In modern society suffering caused by war is still a reality. South Africa experienced this suffering during the Anglo-Boer War, also referred to as the South African War of 1899-1902. The outcome was bitterness, hatred, dispossession and division for many decades to come. More than a century later South Africans can look back at this event as a shared tragedy that shaped the social, political, economical and historical landscape of South Africa as we know it today.

In order to understand the history of South Africa, a visit to the War Museum is an absolute must. The War Museum not only provides the visitor with an insight into the course and development of the Anglo-Boer War through its unique collection and exhibitions, but it also brings the visitor closer to understanding the background against which the war took place and the universal suffering it caused.

To be an institution of excellence whereby the inclusivity and suffering of all communities during the Anglo-Boer War are depicted, thus propagating the message that negotiation is preferable to war.

To collect, curate and display items relating to the Anglo-Boer War of 1899-1902; research, publications and education on this theme and cooperation with other organisations, nationally and internationally, in order to develop this theme.

History of the Museum

After the unveiling of the National Women’s Memorial in 1913 the National Women’s Memorial Committee was of the opinion that a museum, solely dedicated to the preservation of the Anglo-Boer War history and objects should be established. The architect, Frans Soff, was commissioned to design the building. The corner stone of the War Museum was laid on 26 April 1930 by Senator W.J.C. Brebner, the only living member of the original National Women’s Memorial Committee. During this time various projects were launched in South Africa as well as abroad in the Netherlands and Germany to collect rare and interesting objects, books, documents, and photographs pertaining to the Anglo-Boer War, on behalf of the museum. On 30 September 1931 the War Museum was officially opened by General J.B.M. Hertzog.

In 1934 the Museum was transferred to the Union Government and placed under the management of the Council of Curators of the National Museum in Bloemfontein, governed by a War Museum Council.
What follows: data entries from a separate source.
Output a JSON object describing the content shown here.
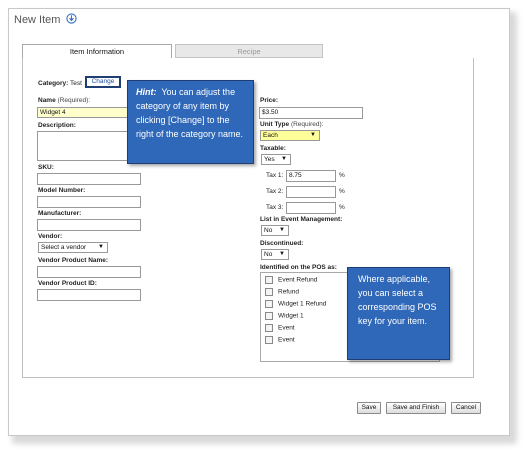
{
  "page": {
    "title": "New Item"
  },
  "tabs": [
    {
      "label": "Item Information"
    },
    {
      "label": "Recipe"
    }
  ],
  "category": {
    "label": "Category:",
    "value": "Test",
    "change_label": "Change"
  },
  "left_form": {
    "name_label": "Name",
    "name_required": "(Required):",
    "name_value": "Widget 4",
    "description_label": "Description:",
    "sku_label": "SKU:",
    "model_label": "Model Number:",
    "manufacturer_label": "Manufacturer:",
    "vendor_label": "Vendor:",
    "vendor_value": "Select a vendor",
    "vendor_product_name_label": "Vendor Product Name:",
    "vendor_product_id_label": "Vendor Product ID:"
  },
  "right_form": {
    "price_label": "Price:",
    "price_value": "$3.50",
    "unit_type_label": "Unit Type",
    "unit_type_required": "(Required):",
    "unit_type_value": "Each",
    "taxable_label": "Taxable:",
    "taxable_value": "Yes",
    "taxes": [
      {
        "label": "Tax 1:",
        "value": "8.75",
        "unit": "%"
      },
      {
        "label": "Tax 2:",
        "value": "",
        "unit": "%"
      },
      {
        "label": "Tax 3:",
        "value": "",
        "unit": "%"
      }
    ],
    "event_mgmt_label": "List in Event Management:",
    "event_mgmt_value": "No",
    "discontinued_label": "Discontinued:",
    "discontinued_value": "No",
    "pos_label": "Identified on the POS as:",
    "pos_items": [
      "Event Refund",
      "Refund",
      "Widget 1 Refund",
      "Widget 1",
      "Event",
      "Event"
    ]
  },
  "callouts": {
    "hint_title": "Hint:",
    "hint_text": "You can adjust the category of any item by clicking [Change] to the right of the category name.",
    "pos_text": "Where applicable, you can select a corresponding POS key for your item."
  },
  "buttons": {
    "save": "Save",
    "save_finish": "Save and Finish",
    "cancel": "Cancel"
  }
}
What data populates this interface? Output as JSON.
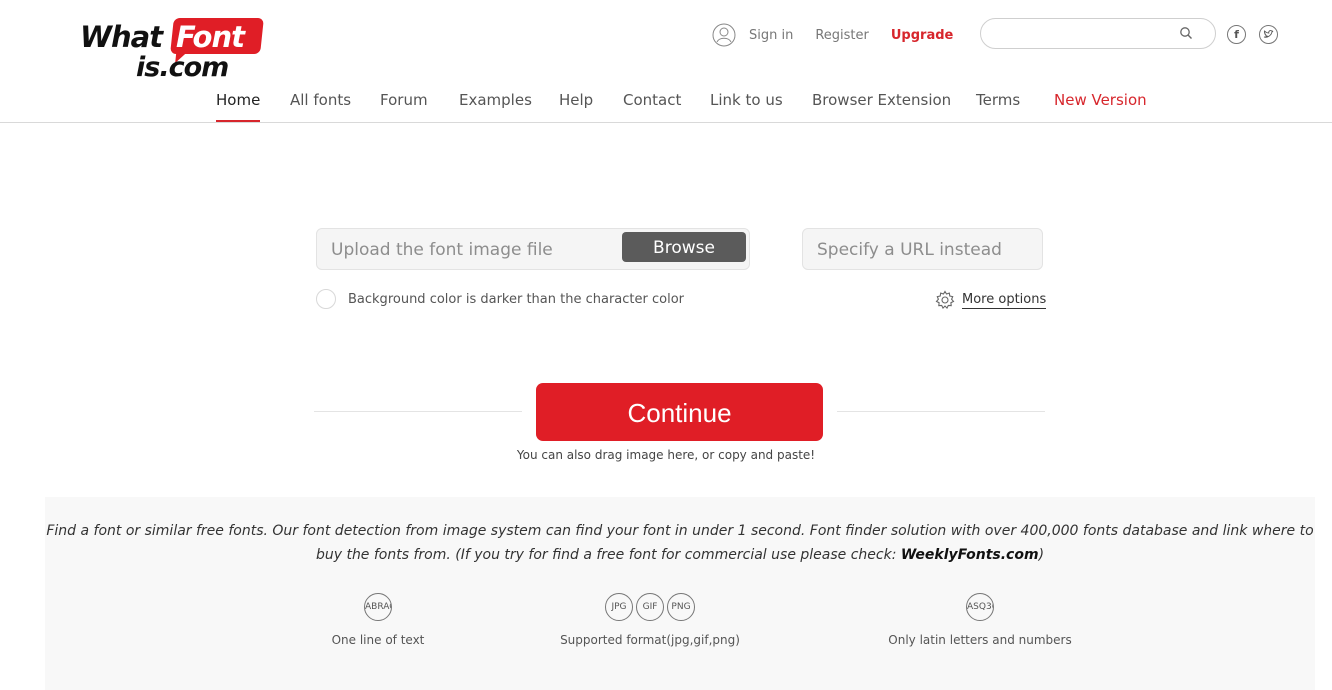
{
  "logo": {
    "line1": "What",
    "line1_highlight": "Font",
    "line2": "is.com"
  },
  "top_links": {
    "sign_in": "Sign in",
    "register": "Register",
    "upgrade": "Upgrade"
  },
  "search": {
    "placeholder": ""
  },
  "social": {
    "facebook": "f",
    "twitter": "t"
  },
  "nav": {
    "items": [
      "Home",
      "All fonts",
      "Forum",
      "Examples",
      "Help",
      "Contact",
      "Link to us",
      "Browser Extension",
      "Terms",
      "New Version"
    ],
    "active": "Home"
  },
  "upload": {
    "file_placeholder": "Upload the font image file",
    "browse_label": "Browse",
    "url_placeholder": "Specify a URL instead",
    "dark_bg_label": "Background color is darker than the character color",
    "more_options": "More options",
    "continue_label": "Continue",
    "drag_hint": "You can also drag image here, or copy and paste!"
  },
  "info": {
    "description": "Find a font or similar free fonts. Our font detection from image system can find your font in under 1 second. Font finder solution with over 400,000 fonts database and link where to buy the fonts from. (If you try for find a free font for commercial use please check: ",
    "link_text": "WeeklyFonts.com",
    "description_end": ")",
    "features": [
      {
        "circles": [
          "ABRACA"
        ],
        "caption": "One line of text"
      },
      {
        "circles": [
          "JPG",
          "GIF",
          "PNG"
        ],
        "caption": "Supported format(jpg,gif,png)"
      },
      {
        "circles": [
          "ASQ36"
        ],
        "caption": "Only latin letters and numbers"
      }
    ]
  },
  "colors": {
    "accent": "#e01e26",
    "browse": "#5b5b5b",
    "panel_bg": "#f8f8f8"
  }
}
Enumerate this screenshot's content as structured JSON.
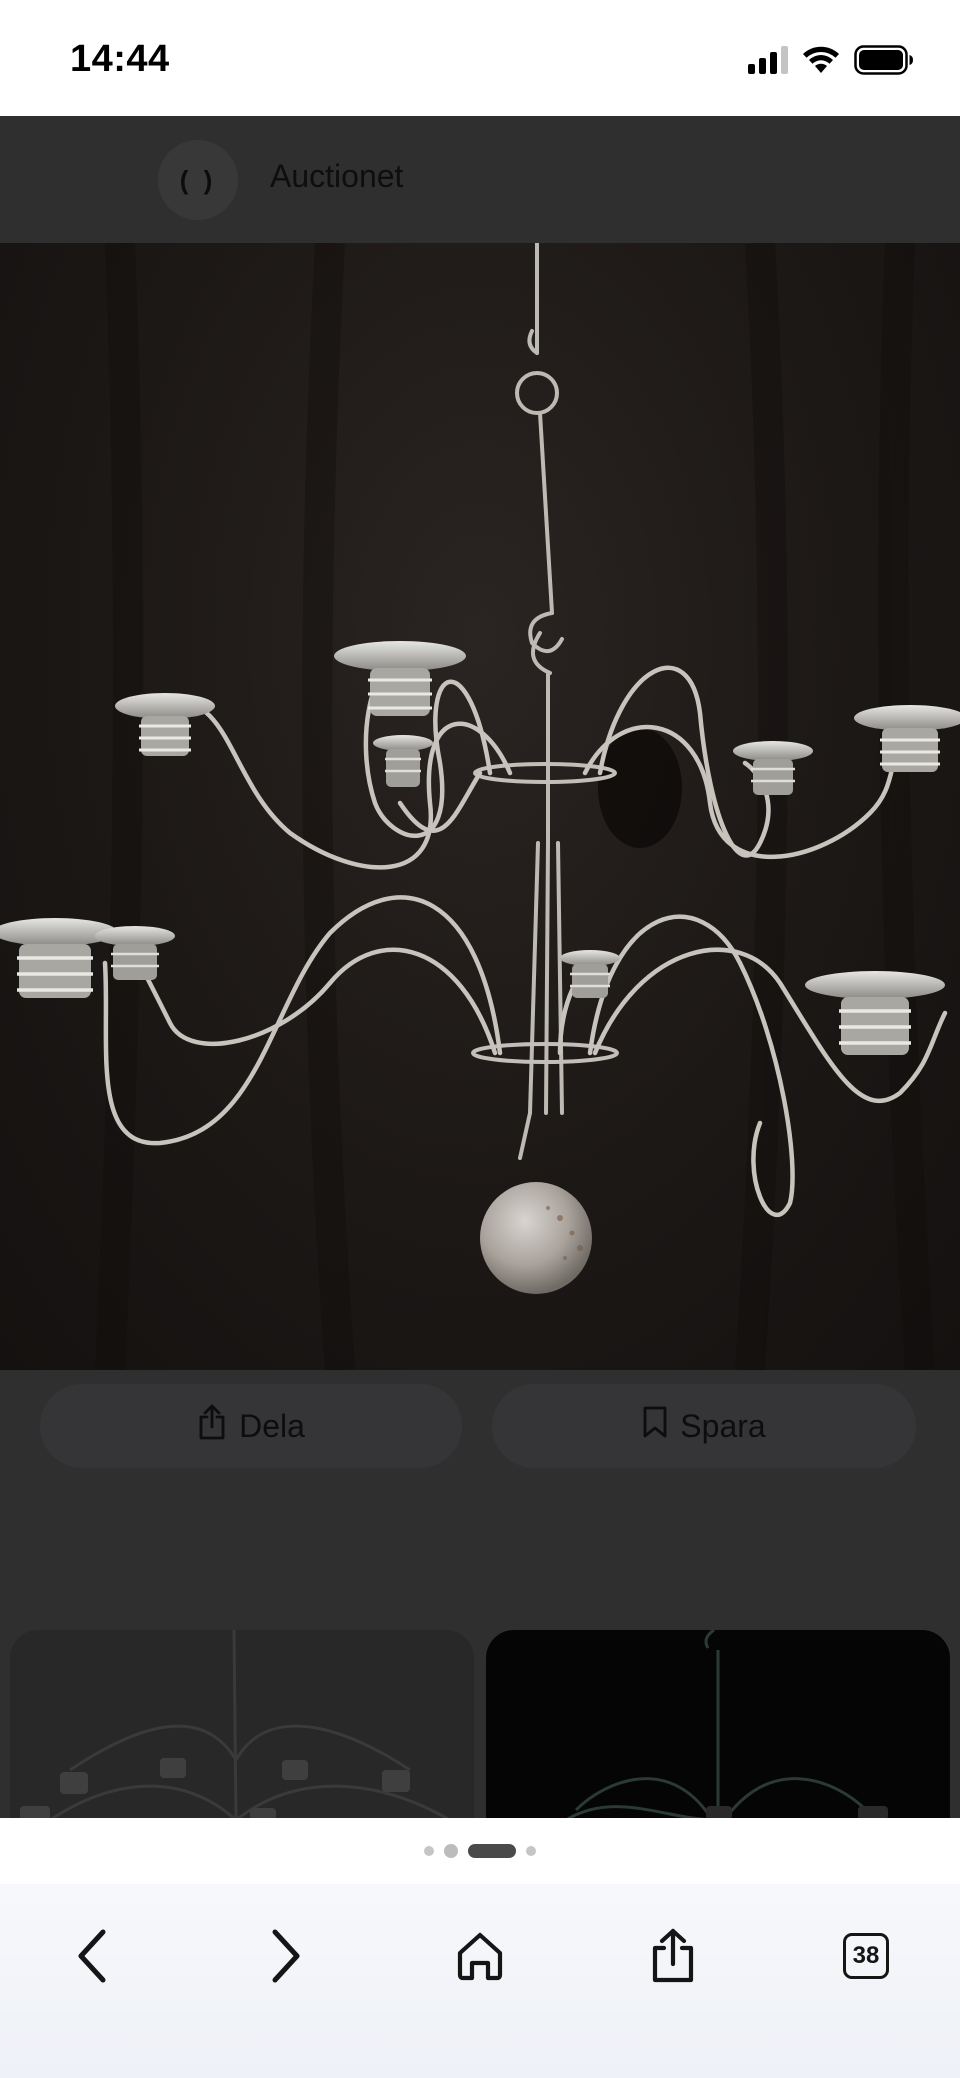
{
  "status_bar": {
    "time": "14:44",
    "icons": [
      "cellular-signal-icon",
      "wifi-icon",
      "battery-icon"
    ]
  },
  "header": {
    "logo_text": "( )",
    "title": "Auctionet"
  },
  "hero_image": {
    "subject": "chandelier",
    "background_color": "#1c1816"
  },
  "actions": {
    "share_label": "Dela",
    "share_icon": "share-icon",
    "save_label": "Spara",
    "save_icon": "bookmark-icon"
  },
  "thumbnails": [
    "chandelier-thumbnail",
    "chandelier-thumbnail"
  ],
  "page_indicator": {
    "count": 4,
    "active_index": 2
  },
  "toolbar": {
    "back_icon": "chevron-left-icon",
    "forward_icon": "chevron-right-icon",
    "home_icon": "home-icon",
    "share_icon": "share-icon",
    "tab_count": "38"
  },
  "colors": {
    "overlay": "#303030",
    "header": "#2f2f30",
    "toolbar": "#f3f5f9",
    "indicator_active": "#4a4a4a",
    "indicator_inactive": "#c5c5c5"
  }
}
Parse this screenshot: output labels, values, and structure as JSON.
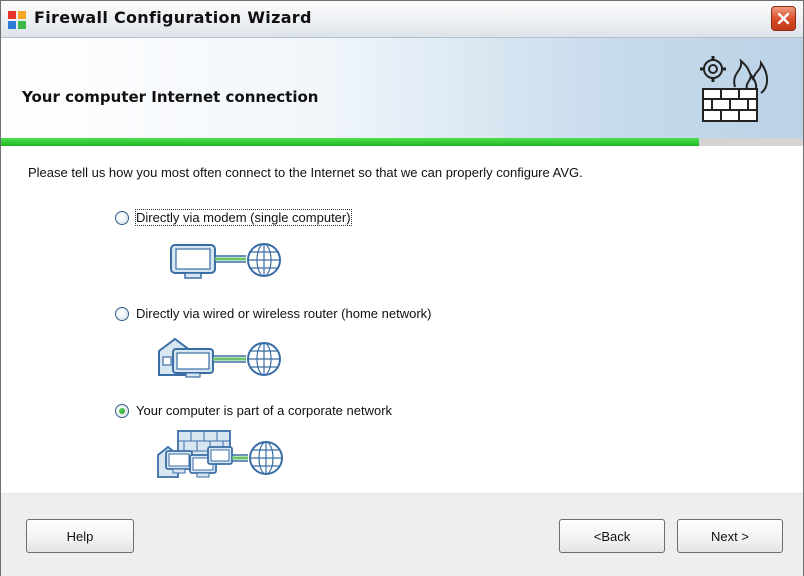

On 1 April 1953 the War Museum became an independent museum with a Council of its own. In the following decades to come the museum was expanded by adding new exhibition halls, an administration block and an auditorium.